Slyk drew a bill upon honest Hugo Cats of Haerlem, payable two months after date. Not that Cats owed Slyk anything; but in consideration of being allowed to draw in his turn for the amount, with interest and commission, he permitted the supposition of a debt. In order to avoid suspicion, the re-drawing was done through a third party, Cats drawing his bill, before the expiration of the two months, on Geysbuk of Rotterdam; who, in his turn, was to draw on Slyk before the expiration of the further two months. The bill returned on Slyk must bear, of course, a great accumulation of interest and commission, but he trusted to his enterprise to pay off all; and his immediate object was answered in the bankers' gold being obtained which was to enable him to make his first payments to his labourers, and to the proprietors of the vein of turf from which he expected so much wealth. Interest was low, at this time: a sure sign that the profits of stock were also low? but Slyk intended that his profits should be unlike those which followed every other investment of capital, and justify, by the issue, his plan of raising money by circulation.
The bankers were rendered unsuspicious, not only by the comparative infrequency of fraudulent speculation at a time and in a country where a needy merchant was a phenomenon almost unheard of, but by the mode in which the bills were indorsed. Several names appeared on the back of each bill; and these and the shortness of the date together gave an appearance of security to the whole affair. It was scarcely likely that all these parties should fail before the expiration of the two months, even if the drawer and acceptor had been considered persons of doubtful credit. But there was no reason for questioning any part of the proceeding. The re-drawing was always done in good time to prevent any attention being fixed upon the previous bill; and the first advance of money seemed to have been gained so easily, that the parties resolved to repeat the experiment, if they failed to obtain, at a less cost, the funds they wanted, from Heins, or from some other rich merchant, young and uncontrolled enough to be made a dupe. Meantime, the speculators amused themselves with contemplating the unconscious security of all whom they had made their tools;—of the bankers from whose coffers they had abstracted their capital, and of such of the indorsers as were no worse than careless, and who therefore little dreamed of the necessity which might arise for their paying for the delinquency of the drawer. If they were disposed to complain of the hardship of each indorser being liable for the amount of a protested bill, (that is, of a bill which the acceptor cannot pay,) they should have been more careful to ascertain the soundness of the credit with which they linked their own.

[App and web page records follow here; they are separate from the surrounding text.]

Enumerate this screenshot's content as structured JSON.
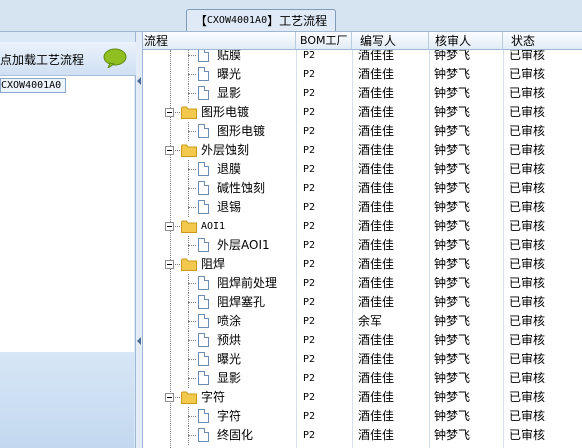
{
  "window": {
    "title_prefix": "【",
    "title_code": "CXOW4001A0",
    "title_suffix": "】工艺流程"
  },
  "left_panel": {
    "header_text": "点加载工艺流程",
    "item_code": "CXOW4001A0"
  },
  "grid": {
    "columns": [
      "流程",
      "BOM工厂",
      "编写人",
      "核审人",
      "状态"
    ],
    "rows": [
      {
        "name": "贴膜",
        "type": "item",
        "bom": "P2",
        "writer": "酒佳佳",
        "reviewer": "钟梦飞",
        "status": "已审核"
      },
      {
        "name": "曝光",
        "type": "item",
        "bom": "P2",
        "writer": "酒佳佳",
        "reviewer": "钟梦飞",
        "status": "已审核"
      },
      {
        "name": "显影",
        "type": "item",
        "bom": "P2",
        "writer": "酒佳佳",
        "reviewer": "钟梦飞",
        "status": "已审核"
      },
      {
        "name": "图形电镀",
        "type": "folder",
        "bom": "P2",
        "writer": "酒佳佳",
        "reviewer": "钟梦飞",
        "status": "已审核"
      },
      {
        "name": "图形电镀",
        "type": "item",
        "bom": "P2",
        "writer": "酒佳佳",
        "reviewer": "钟梦飞",
        "status": "已审核"
      },
      {
        "name": "外层蚀刻",
        "type": "folder",
        "bom": "P2",
        "writer": "酒佳佳",
        "reviewer": "钟梦飞",
        "status": "已审核"
      },
      {
        "name": "退膜",
        "type": "item",
        "bom": "P2",
        "writer": "酒佳佳",
        "reviewer": "钟梦飞",
        "status": "已审核"
      },
      {
        "name": "碱性蚀刻",
        "type": "item",
        "bom": "P2",
        "writer": "酒佳佳",
        "reviewer": "钟梦飞",
        "status": "已审核"
      },
      {
        "name": "退锡",
        "type": "item",
        "bom": "P2",
        "writer": "酒佳佳",
        "reviewer": "钟梦飞",
        "status": "已审核"
      },
      {
        "name": "AOI1",
        "type": "folder",
        "bom": "P2",
        "writer": "酒佳佳",
        "reviewer": "钟梦飞",
        "status": "已审核"
      },
      {
        "name": "外层AOI1",
        "type": "item",
        "bom": "P2",
        "writer": "酒佳佳",
        "reviewer": "钟梦飞",
        "status": "已审核"
      },
      {
        "name": "阻焊",
        "type": "folder",
        "bom": "P2",
        "writer": "酒佳佳",
        "reviewer": "钟梦飞",
        "status": "已审核"
      },
      {
        "name": "阻焊前处理",
        "type": "item",
        "bom": "P2",
        "writer": "酒佳佳",
        "reviewer": "钟梦飞",
        "status": "已审核"
      },
      {
        "name": "阻焊塞孔",
        "type": "item",
        "bom": "P2",
        "writer": "酒佳佳",
        "reviewer": "钟梦飞",
        "status": "已审核"
      },
      {
        "name": "喷涂",
        "type": "item",
        "bom": "P2",
        "writer": "余军",
        "reviewer": "钟梦飞",
        "status": "已审核"
      },
      {
        "name": "预烘",
        "type": "item",
        "bom": "P2",
        "writer": "酒佳佳",
        "reviewer": "钟梦飞",
        "status": "已审核"
      },
      {
        "name": "曝光",
        "type": "item",
        "bom": "P2",
        "writer": "酒佳佳",
        "reviewer": "钟梦飞",
        "status": "已审核"
      },
      {
        "name": "显影",
        "type": "item",
        "bom": "P2",
        "writer": "酒佳佳",
        "reviewer": "钟梦飞",
        "status": "已审核"
      },
      {
        "name": "字符",
        "type": "folder",
        "bom": "P2",
        "writer": "酒佳佳",
        "reviewer": "钟梦飞",
        "status": "已审核"
      },
      {
        "name": "字符",
        "type": "item",
        "bom": "P2",
        "writer": "酒佳佳",
        "reviewer": "钟梦飞",
        "status": "已审核"
      },
      {
        "name": "终固化",
        "type": "item",
        "bom": "P2",
        "writer": "酒佳佳",
        "reviewer": "钟梦飞",
        "status": "已审核"
      }
    ]
  },
  "colors": {
    "folder": "#f2c94c",
    "chat_icon": "#8fbf21"
  }
}
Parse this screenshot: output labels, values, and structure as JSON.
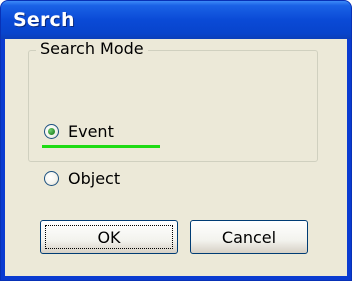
{
  "window": {
    "title": "Serch"
  },
  "search_mode": {
    "label": "Search Mode",
    "options": [
      {
        "label": "Event",
        "selected": true
      },
      {
        "label": "Object",
        "selected": false
      }
    ]
  },
  "buttons": {
    "ok_label": "OK",
    "cancel_label": "Cancel"
  },
  "colors": {
    "titlebar_blue": "#0a4ad6",
    "dialog_face": "#ece9d8",
    "highlight_underline": "#1edc14",
    "radio_dot": "#2a8c2a"
  }
}
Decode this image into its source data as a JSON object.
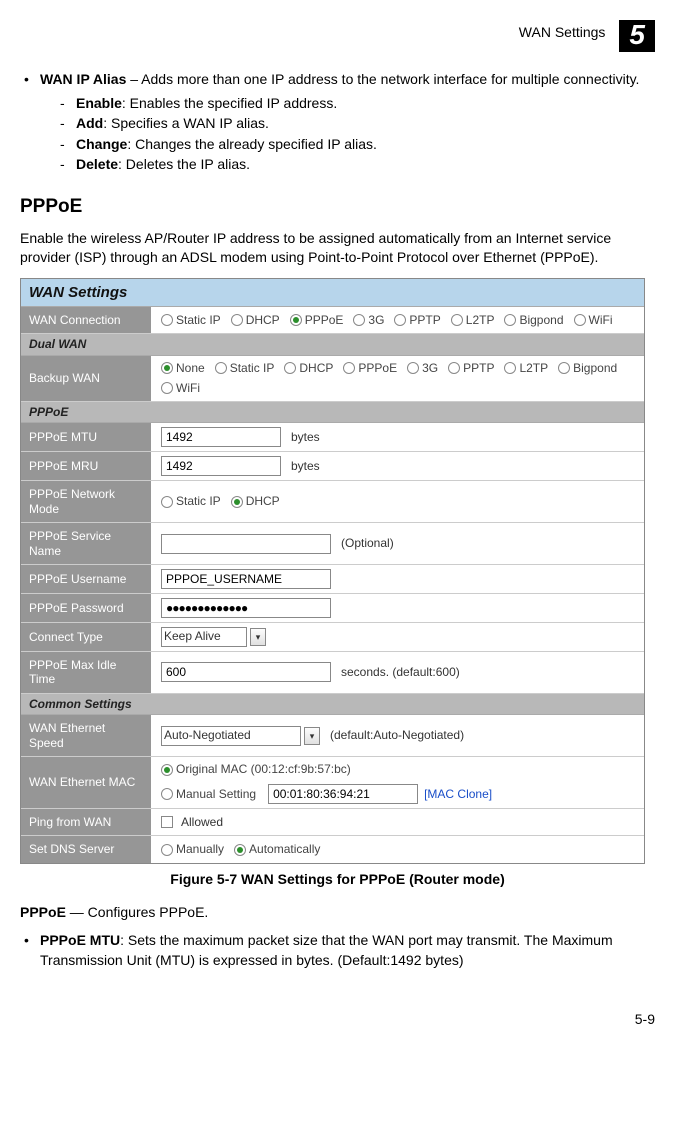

There was little liability of this kind incurred with respect to foreign bills of exchange; the Dutch merchants of that period being cautious and experienced in their dealings with strangers. But, at home, suspicion was nearly laid asleep in a state of things which afforded rare occasion to a spirit of adventure, and little temptation to fraud. Where money abounded to such a degree as to bring down the rate of interest to the lowest point, and to constitute every trader a man of substance, capital was little in request, and could be had almost for the asking. Slyk had the art to make his own use of the security thus generated, and to obtain capital, at a greater cost certainly than if he had been able to prove himself a trustworthy person, but freed from the necessity of manufacturing this kind of proof. He preferred having to pay heavy interest and commission at last, to allowing attention to be fixed upon his honour and his substance; and the views of his companions were congenial with his own.